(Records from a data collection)
━━━━━━━━━━━━━━━━

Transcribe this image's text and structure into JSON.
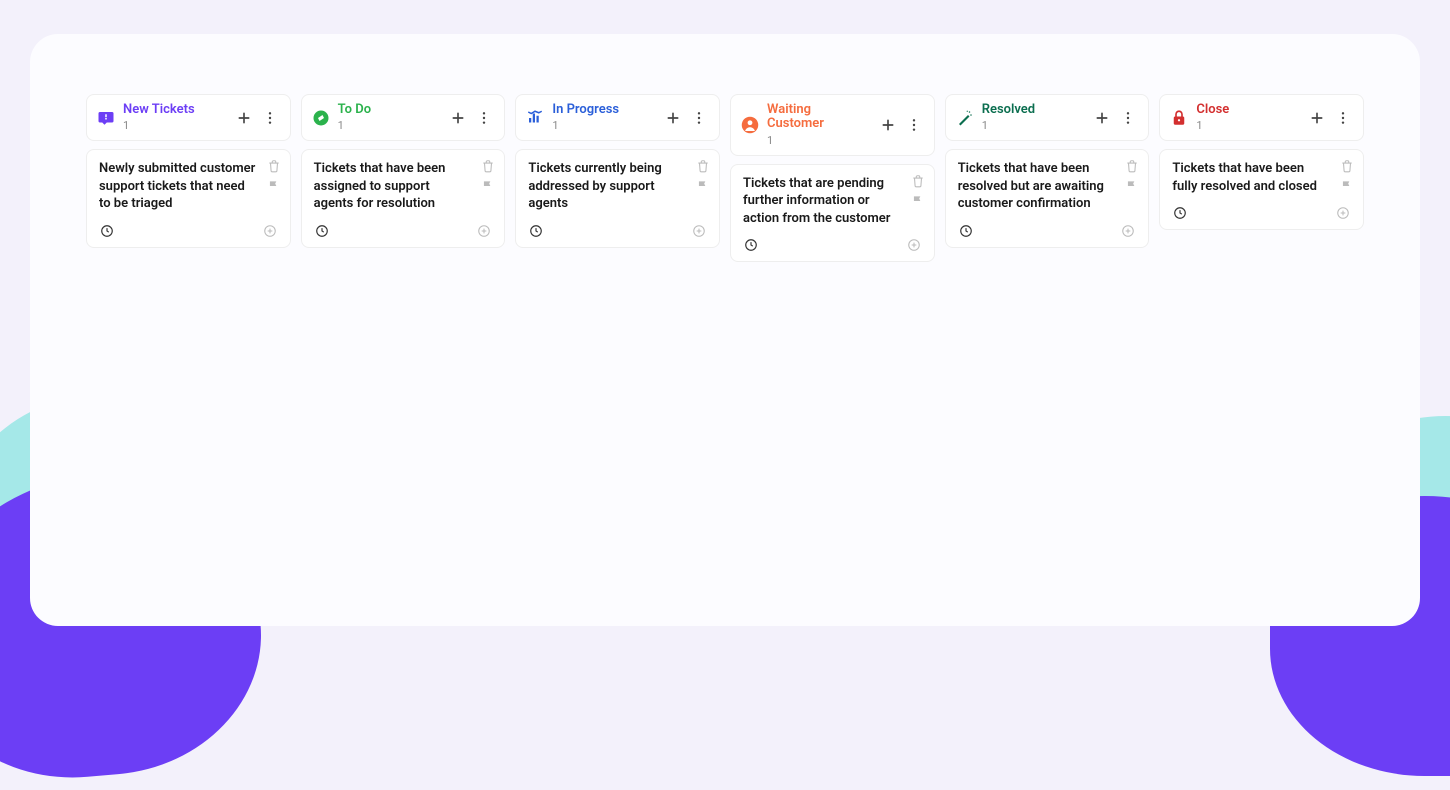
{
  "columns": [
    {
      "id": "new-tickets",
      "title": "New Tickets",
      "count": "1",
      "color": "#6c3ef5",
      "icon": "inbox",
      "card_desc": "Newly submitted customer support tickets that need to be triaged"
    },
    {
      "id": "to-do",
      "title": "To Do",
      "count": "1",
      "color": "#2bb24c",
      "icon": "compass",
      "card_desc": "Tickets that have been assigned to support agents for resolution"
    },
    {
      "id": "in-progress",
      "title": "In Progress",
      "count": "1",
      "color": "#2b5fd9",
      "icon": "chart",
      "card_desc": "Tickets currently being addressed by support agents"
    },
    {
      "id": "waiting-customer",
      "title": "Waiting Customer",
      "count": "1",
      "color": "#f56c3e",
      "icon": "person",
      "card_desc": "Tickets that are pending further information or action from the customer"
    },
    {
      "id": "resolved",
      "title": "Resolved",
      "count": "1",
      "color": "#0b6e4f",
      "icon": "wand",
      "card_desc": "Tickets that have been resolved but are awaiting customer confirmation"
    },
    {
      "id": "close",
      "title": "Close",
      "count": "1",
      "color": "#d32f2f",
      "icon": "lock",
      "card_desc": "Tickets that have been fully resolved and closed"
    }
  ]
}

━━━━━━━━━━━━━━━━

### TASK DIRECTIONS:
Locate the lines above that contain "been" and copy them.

### SOLUTION BELOW:
      "card_desc": "Tickets that have been assigned to support agents for resolution"
      "card_desc": "Tickets that have been resolved but are awaiting customer confirmation"
      "card_desc": "Tickets that have been fully resolved and closed"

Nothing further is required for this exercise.